· Apple Watch: A bump up in price, Apple Watch comes in highly polished stainless steel or matted black stainless steel and with a variety of bands: leather, fluoroelastomer, Milanese loop, and link bracelet.

· Apple Watch Edition: Available in rose or yellow 18-karat gold, Apple Watch Edition is more of a luxury timepiece. The retina display is protected by polished sapphire crystal, and the watch offers a number of unique straps and bands, including 18-karat gold clasps, buckles, and pins.

See www.dummies.com/extras/applewatch for more information on the Apple Watch collections and some accessories.

Go for the gold

Some people — nay, many people — thought Apple was crazy to create an 18-karat-gold version of Apple Watch (Apple Watch Edition). Were you one of them? On April 10, 2015, when preorders first went on sale in nine countries, the $20,000 gold Apple Watch Edition model sold out in China in less than an hour.

And once you’ve got an Apple Watch on your wrist, you’ve got ten watch faces to choose from — all of which can be personalized to your liking:

· Astronomy: An out-of-the-world view of our solar system

· Chronograph: Like an analog stopwatch

· Color: Classic analog face with customizable colors

· Mickey Mouse: A classic returns — and in animation

· Modular: Bold digital watch face with lots of options

· Motion: Animated objects, such as butterflies and flowers

· Simple: A minimalistic but stylish analog watch

· Solar: Based on your location and time of day, you can see the sun’s position

· Utility: Analog watch with optional calendar reminders and more

· X-Large: Large digital font for viewing at a distance

See Figure 13-4 for watch face examples, and see Chapter 4 for more on the watch faces and how to customize them.


Figure 13-4: Choose from Astronomy or Mickey Mouse or eight other watch faces to personalize your Apple Watch.

Talk about demand

Even though it was an unproven product for Apple, Apple Watch was a hit right out of the gate. According to Slice Intelligence (intelligence.slice.com), an online shopping analytics firm with a panel of more than two million online shoppers in the United States, 62 percent of Apple Watches were sold in the first hour of availability on April 10, 2015; 86 percent sold by 8 a.m. Approximately 1,039,000 people bought 1.4 million Apple Watches. As for which of the three collections sold the most, 62 percent bought Apple Watch Sport (least expensive offering), 38 percent purchased Apple Watch, and less than 1 percent ordered Apple Watch Edition (with an average price of $11,000 apiece).

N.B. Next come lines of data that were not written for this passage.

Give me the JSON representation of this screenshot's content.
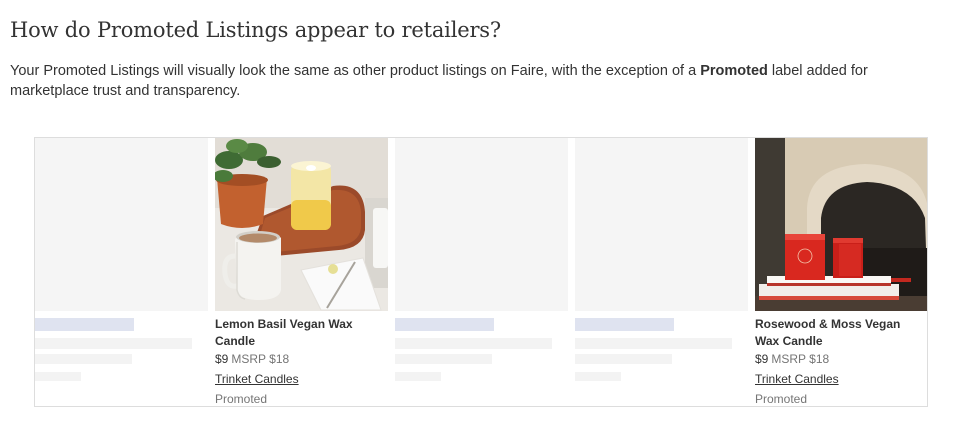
{
  "heading": "How do Promoted Listings appear to retailers?",
  "description": {
    "before": "Your Promoted Listings will visually look the same as other product listings on Faire, with the exception of a ",
    "bold": "Promoted",
    "after": " label added for marketplace trust and transparency."
  },
  "products": [
    {
      "name": "Lemon Basil Vegan Wax Candle",
      "price": "$9",
      "msrp": "MSRP $18",
      "brand": "Trinket Candles",
      "label": "Promoted",
      "image": "candle-with-mug-photo"
    },
    {
      "name": "Rosewood & Moss Vegan Wax Candle",
      "price": "$9",
      "msrp": "MSRP $18",
      "brand": "Trinket Candles",
      "label": "Promoted",
      "image": "red-candle-box-fireplace-photo"
    }
  ],
  "colors": {
    "text": "#333333",
    "muted": "#757575",
    "placeholder_accent": "#dfe3f0",
    "placeholder_light": "#f3f3f3",
    "image_placeholder": "#f5f5f5",
    "border": "#dddddd"
  }
}
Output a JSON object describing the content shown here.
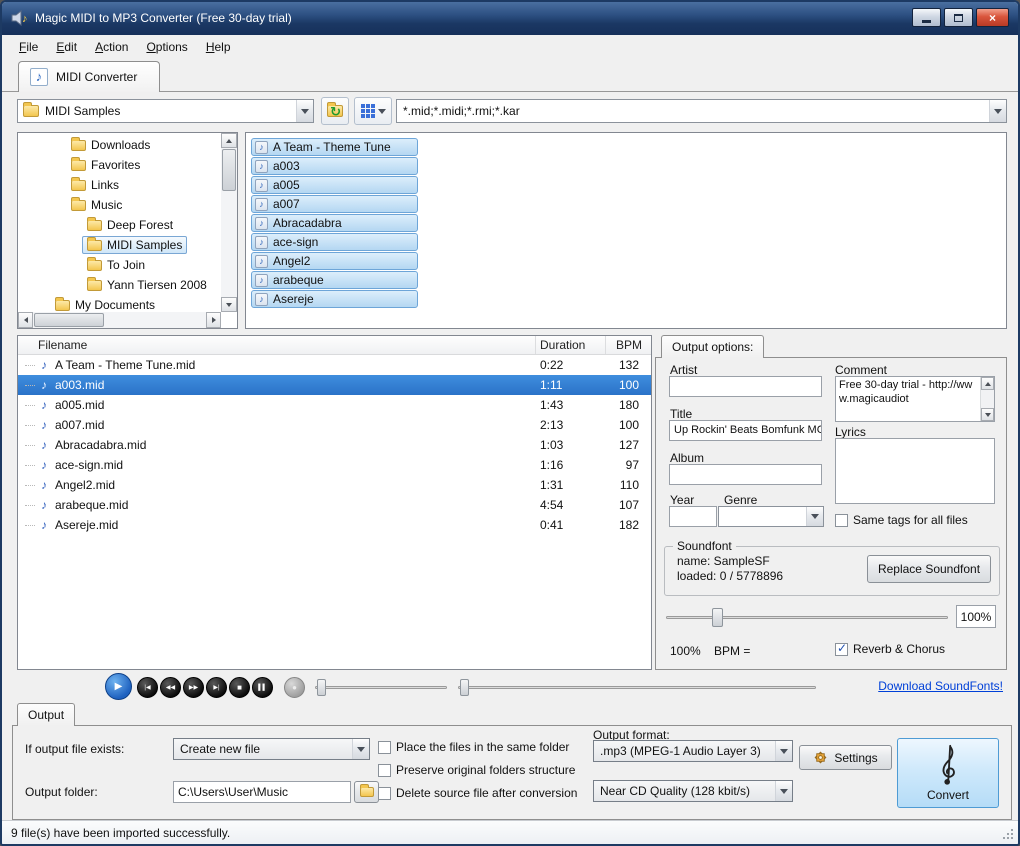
{
  "window": {
    "title": "Magic MIDI to MP3 Converter (Free 30-day trial)"
  },
  "icons": {
    "close": "×",
    "note": "♪",
    "refresh": "↻"
  },
  "colors": {
    "selection_blue": "#2f7cd2",
    "link_blue": "#0040d8",
    "titlebar_blue": "#274a7c"
  },
  "menu_bar": {
    "items": [
      "File",
      "Edit",
      "Action",
      "Options",
      "Help"
    ]
  },
  "tabs": {
    "midi_converter": "MIDI Converter"
  },
  "toolbar": {
    "folder_combo_value": "MIDI Samples",
    "filter_combo_value": "*.mid;*.midi;*.rmi;*.kar"
  },
  "folder_tree": {
    "items": [
      {
        "label": "Downloads",
        "level": 1,
        "selected": false
      },
      {
        "label": "Favorites",
        "level": 1,
        "selected": false
      },
      {
        "label": "Links",
        "level": 1,
        "selected": false
      },
      {
        "label": "Music",
        "level": 1,
        "selected": false
      },
      {
        "label": "Deep Forest",
        "level": 2,
        "selected": false
      },
      {
        "label": "MIDI Samples",
        "level": 2,
        "selected": true
      },
      {
        "label": "To Join",
        "level": 2,
        "selected": false
      },
      {
        "label": "Yann Tiersen 2008",
        "level": 2,
        "selected": false
      },
      {
        "label": "My Documents",
        "level": 0,
        "selected": false
      }
    ]
  },
  "file_browser": {
    "items": [
      {
        "label": "A Team - Theme Tune",
        "selected": true
      },
      {
        "label": "a003",
        "selected": true
      },
      {
        "label": "a005",
        "selected": true
      },
      {
        "label": "a007",
        "selected": true
      },
      {
        "label": "Abracadabra",
        "selected": true
      },
      {
        "label": "ace-sign",
        "selected": true
      },
      {
        "label": "Angel2",
        "selected": true
      },
      {
        "label": "arabeque",
        "selected": true
      },
      {
        "label": "Asereje",
        "selected": true
      }
    ]
  },
  "file_table": {
    "columns": [
      "Filename",
      "Duration",
      "BPM"
    ],
    "rows": [
      {
        "filename": "A Team - Theme Tune.mid",
        "duration": "0:22",
        "bpm": "132",
        "selected": false
      },
      {
        "filename": "a003.mid",
        "duration": "1:11",
        "bpm": "100",
        "selected": true
      },
      {
        "filename": "a005.mid",
        "duration": "1:43",
        "bpm": "180",
        "selected": false
      },
      {
        "filename": "a007.mid",
        "duration": "2:13",
        "bpm": "100",
        "selected": false
      },
      {
        "filename": "Abracadabra.mid",
        "duration": "1:03",
        "bpm": "127",
        "selected": false
      },
      {
        "filename": "ace-sign.mid",
        "duration": "1:16",
        "bpm": "97",
        "selected": false
      },
      {
        "filename": "Angel2.mid",
        "duration": "1:31",
        "bpm": "110",
        "selected": false
      },
      {
        "filename": "arabeque.mid",
        "duration": "4:54",
        "bpm": "107",
        "selected": false
      },
      {
        "filename": "Asereje.mid",
        "duration": "0:41",
        "bpm": "182",
        "selected": false
      }
    ]
  },
  "output_options": {
    "tab_label": "Output options:",
    "artist_label": "Artist",
    "artist_value": "",
    "title_label": "Title",
    "title_value": "Up Rockin' Beats Bomfunk MC",
    "album_label": "Album",
    "album_value": "",
    "year_label": "Year",
    "year_value": "",
    "genre_label": "Genre",
    "genre_value": "",
    "comment_label": "Comment",
    "comment_value": "Free 30-day trial - http://www.magicaudiot",
    "lyrics_label": "Lyrics",
    "lyrics_value": "",
    "same_tags_label": "Same tags for all files",
    "same_tags_checked": false,
    "soundfont_group_label": "Soundfont",
    "soundfont_name": "name: SampleSF",
    "soundfont_loaded": "loaded: 0 / 5778896",
    "replace_soundfont_button": "Replace Soundfont",
    "volume_percent": "100%",
    "tempo_percent": "100%",
    "bpm_label": "BPM =",
    "reverb_chorus_label": "Reverb & Chorus",
    "reverb_chorus_checked": true
  },
  "player": {
    "buttons": [
      {
        "name": "play",
        "glyph": "▶"
      },
      {
        "name": "skip-back",
        "glyph": "|◀"
      },
      {
        "name": "rewind",
        "glyph": "◀◀"
      },
      {
        "name": "fast-forward",
        "glyph": "▶▶"
      },
      {
        "name": "skip-forward",
        "glyph": "▶|"
      },
      {
        "name": "stop",
        "glyph": "■"
      },
      {
        "name": "pause",
        "glyph": "▌▌"
      },
      {
        "name": "record",
        "glyph": "●"
      }
    ],
    "download_link": "Download SoundFonts!"
  },
  "output_panel": {
    "tab_label": "Output",
    "if_exists_label": "If output file exists:",
    "if_exists_value": "Create new file",
    "output_folder_label": "Output folder:",
    "output_folder_value": "C:\\Users\\User\\Music",
    "checkbox_same_folder": "Place the files in the same folder",
    "checkbox_same_folder_checked": false,
    "checkbox_preserve": "Preserve original folders structure",
    "checkbox_preserve_checked": false,
    "checkbox_delete": "Delete source file after conversion",
    "checkbox_delete_checked": false,
    "output_format_label": "Output format:",
    "output_format_value": ".mp3 (MPEG-1 Audio Layer 3)",
    "quality_value": "Near CD Quality (128 kbit/s)",
    "settings_button": "Settings",
    "convert_button": "Convert"
  },
  "status_bar": {
    "text": "9 file(s) have been imported successfully."
  }
}
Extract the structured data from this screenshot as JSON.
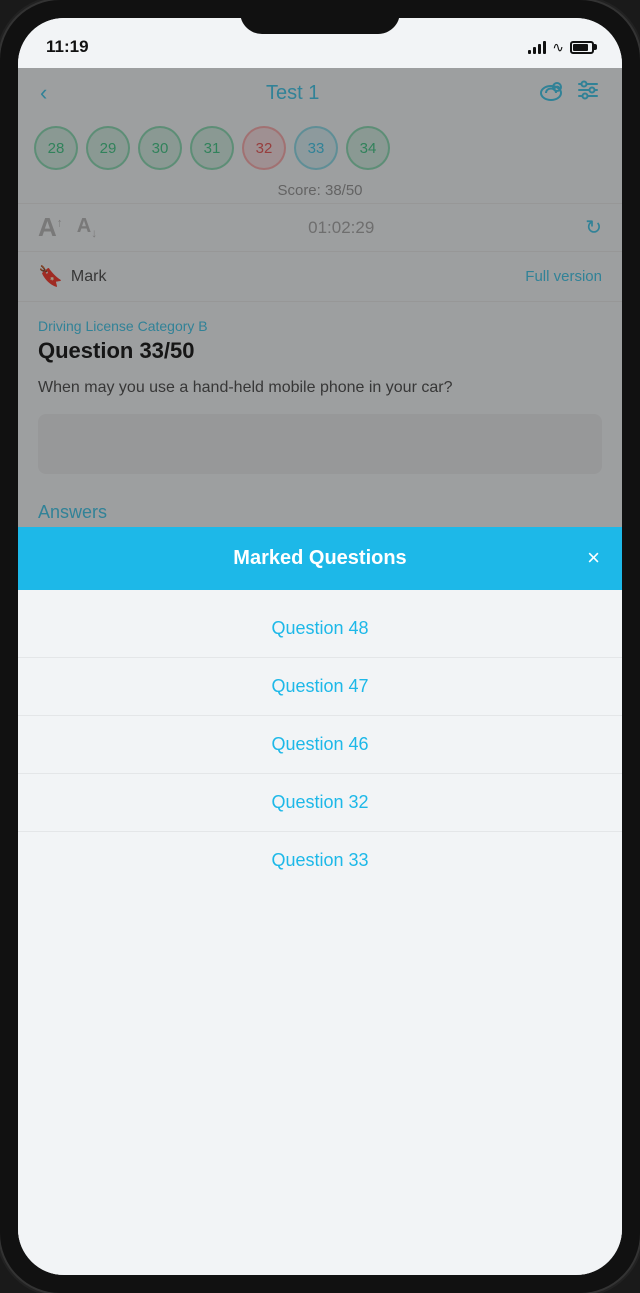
{
  "statusBar": {
    "time": "11:19",
    "batteryIcon": "battery"
  },
  "header": {
    "backLabel": "‹",
    "title": "Test 1",
    "cloudIcon": "☁",
    "settingsIcon": "⚙"
  },
  "questionNav": {
    "bubbles": [
      {
        "number": "28",
        "state": "green"
      },
      {
        "number": "29",
        "state": "green"
      },
      {
        "number": "30",
        "state": "green"
      },
      {
        "number": "31",
        "state": "green"
      },
      {
        "number": "32",
        "state": "red"
      },
      {
        "number": "33",
        "state": "current"
      },
      {
        "number": "34",
        "state": "green"
      }
    ]
  },
  "score": {
    "label": "Score: 38/50"
  },
  "fontControls": {
    "fontLarge": "A",
    "fontSmall": "A",
    "timer": "01:02:29"
  },
  "markRow": {
    "bookmarkLabel": "Mark",
    "fullVersionLabel": "Full version"
  },
  "question": {
    "category": "Driving License Category B",
    "number": "Question 33/50",
    "text": "When may you use a hand-held mobile phone in your car?"
  },
  "answersLabel": "Answers",
  "modal": {
    "title": "Marked Questions",
    "closeLabel": "×",
    "items": [
      {
        "label": "Question 48"
      },
      {
        "label": "Question 47"
      },
      {
        "label": "Question 46"
      },
      {
        "label": "Question 32"
      },
      {
        "label": "Question 33"
      }
    ]
  }
}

And speaking of customization, Apple Watch includes ten unique watch faces you can choose from — whether you want a classic analog look, a more modern digital face, or even an animated watch face. Plus, you can customize the color and add complications, which are extra bits of information, such as weather and an alarm clock.


It’s a huge understatement to say Apple Watch is an unproven video game platform. But given Apple’s track record with iOS devices — not to mention a passionate app development community eager to take advantage of this new real estate on the wrist — gaming might be the secret “killer app” of Apple Watch.

You’re in line at the supermarket and you want to kill some time by dunking a few virtual baskets by tapping on your watch screen. Or you’re on the train to work and you want to use your fingertip to slide letter tiles on a board to create a word. Or perhaps you’re walking down the street and you feel a tap on your wrist — an alert that someone is invading your village and you’ve got to decide what to do.

Just as the smartphone and tablet have become viable gaming platforms in a very short period of time — even pumping out such iconic games as Angry Birds and Flappy Bird — Apple Watch could introduce fresh gaming experiences on a device we always have strapped to our wrists.

Chapter 12 offers a look at a half-dozen games available for Apple Watch, but the App Store — accessible on the companion Apple Watch app on iPhone — has thousands more to choose from. Figure 13-5 shows what Rules! — a popular iOS game — looks like on the Apple Watch (and, yes, it’s available for both platforms).


Figure 13-5: A look at Rules! for Apple Watch — based on the popular iOS version.